Shipnuck: I, for one, am jazzed about the LPGA season-opener this week in Hawaii. Love her or hate her, Wie is impossible to ignore, and I expect her to have a big year now that she’s committed to playing a full schedule against suitable competition. She will bring a huge jolt to a tour that has plenty going for it already. What I really like about the LPGA is that the stars factor at nearly every event. On the PGA Tour, how often do you get the really big names jousting on a Sunday? Not nearly enough, if they even bother to show up on a given week. With fewer tournaments, the LPGA has a more concentrated product, and I think the golf is often more exciting, in part because the course setups are less penal, leading to fewer Sunday slogs like at Torrey Pines. Throw in the undeniable babe factor and probably seven weeks out of ten I’d watch the LPGA over the PGA Tour.

Hack: A Wie victory would be a mini-boost, but still a boost. When Michelle Wie wins her first tour event, that will be big news in the sport and beyond. Whether it is deserved or not, it’ll make headlines, including at our place. Throw in CNN, SportsCenter, the newspapers, and the machine that built her up in the first place will be humming again.

Evans: You guys are really all very naive to think that Michelle Wie can give the LPGA a boost.

Herre: How so?

Evans: Well, we had Annika and her 59 and Colonial exhibition and all her major titles and she still couldn’t lift the LPGA out the doldrums. Wie is a great story but I just think it is awfully dangerous to trust a teenager with the keys to the store.

Dusek: I really disagree. Michelle Wie has the potential to be enormous. Huge!

Evans: Huge like disco.

Friedman: Wie is the only one who would be a rock star.

Hack: There is only one golfer on the planet who has a bigger
Q rating than Michelle Wie, and he’s on the disabled list. For all of Camilo’s tight clothes and Anthony Kim’s belt buckles, they can’t touch Wie when it comes to transcending the sport. I’m not saying it’s right, but I’m saying it’s true.
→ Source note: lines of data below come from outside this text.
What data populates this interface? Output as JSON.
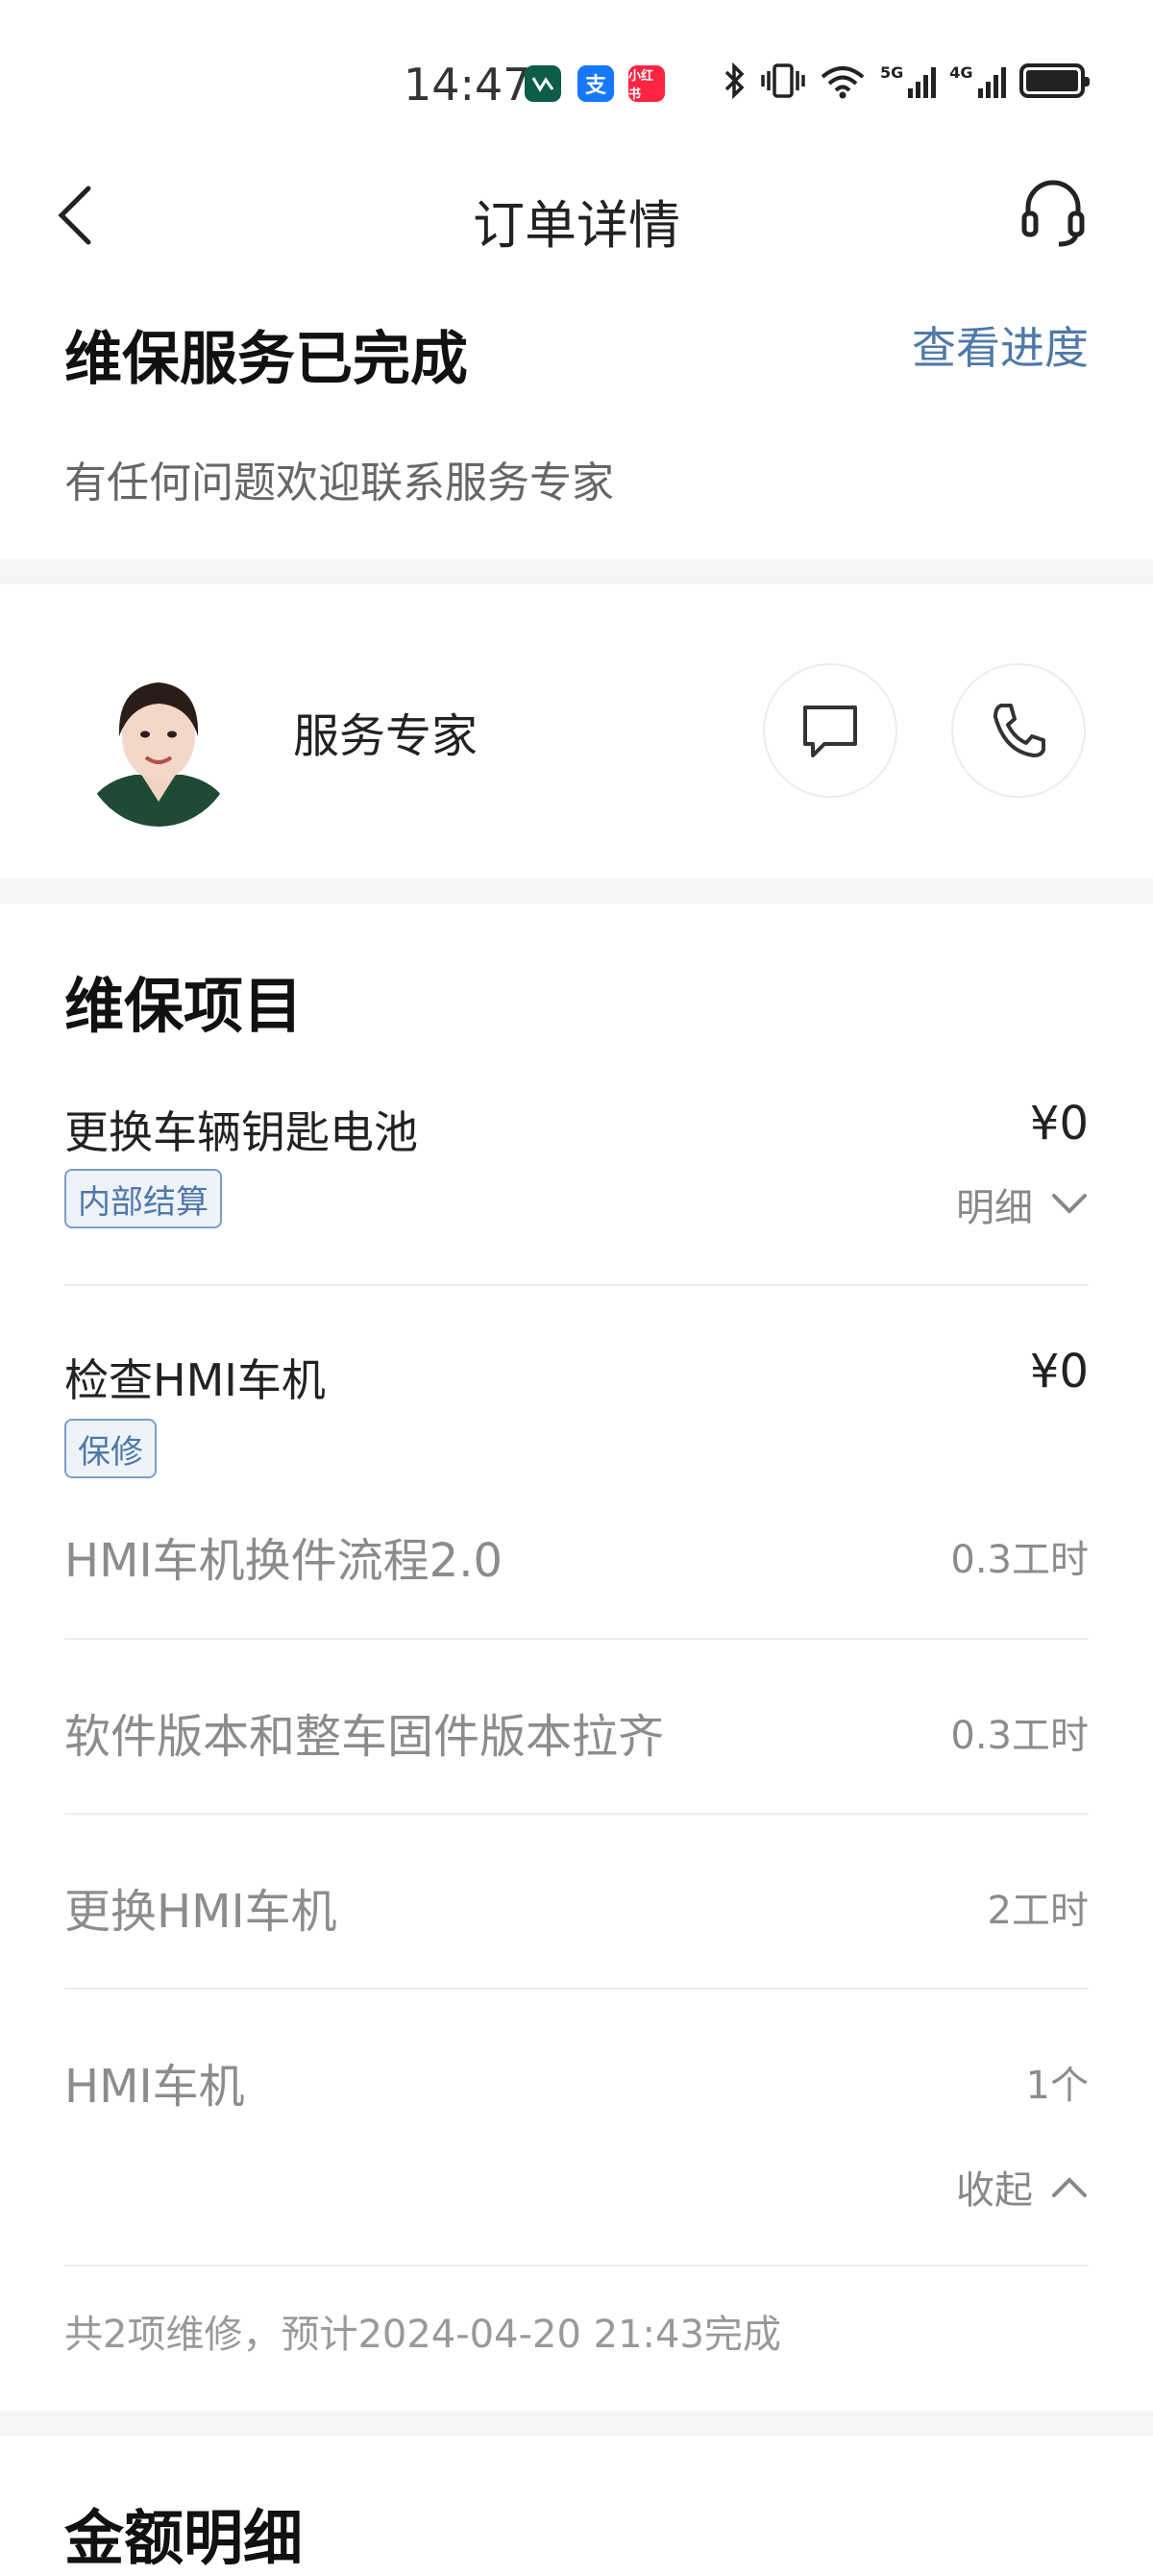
{
  "status_bar": {
    "time": "14:47",
    "apps": [
      {
        "icon": "app-green-icon",
        "label": "",
        "color": "#0d5c4a"
      },
      {
        "icon": "alipay-icon",
        "label": "支",
        "color": "#1677ff"
      },
      {
        "icon": "xiaohongshu-icon",
        "label": "小红书",
        "color": "#ff2442"
      }
    ],
    "network_5g": "5G",
    "network_4g": "4G"
  },
  "nav": {
    "title": "订单详情"
  },
  "order": {
    "status": "维保服务已完成",
    "progress_link": "查看进度",
    "subtitle": "有任何问题欢迎联系服务专家"
  },
  "expert": {
    "label": "服务专家"
  },
  "maintenance": {
    "title": "维保项目",
    "items": [
      {
        "name": "更换车辆钥匙电池",
        "price": "¥0",
        "tag": "内部结算",
        "toggle": "明细"
      },
      {
        "name": "检查HMI车机",
        "price": "¥0",
        "tag": "保修"
      }
    ],
    "details": [
      {
        "name": "HMI车机换件流程2.0",
        "qty": "0.3工时"
      },
      {
        "name": "软件版本和整车固件版本拉齐",
        "qty": "0.3工时"
      },
      {
        "name": "更换HMI车机",
        "qty": "2工时"
      },
      {
        "name": "HMI车机",
        "qty": "1个"
      }
    ],
    "collapse": "收起",
    "summary": "共2项维修，预计2024-04-20 21:43完成"
  },
  "amount": {
    "title": "金额明细"
  },
  "colors": {
    "accent": "#4f79a9",
    "tag_border": "#7b9ec9"
  }
}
Morfit: Unless anyone has anything else to add, I move to adjourn until next week, when we’ll all be atwitter over those wacky celebs at the Crosby.

Dusek: Before we go … does anyone in the office have an advance copy of the SI Swimsuit issue? It hits the stands this week. I’m sure Camilo and the rest of the PGA Tour guys are fans of that. To heck with Shakira!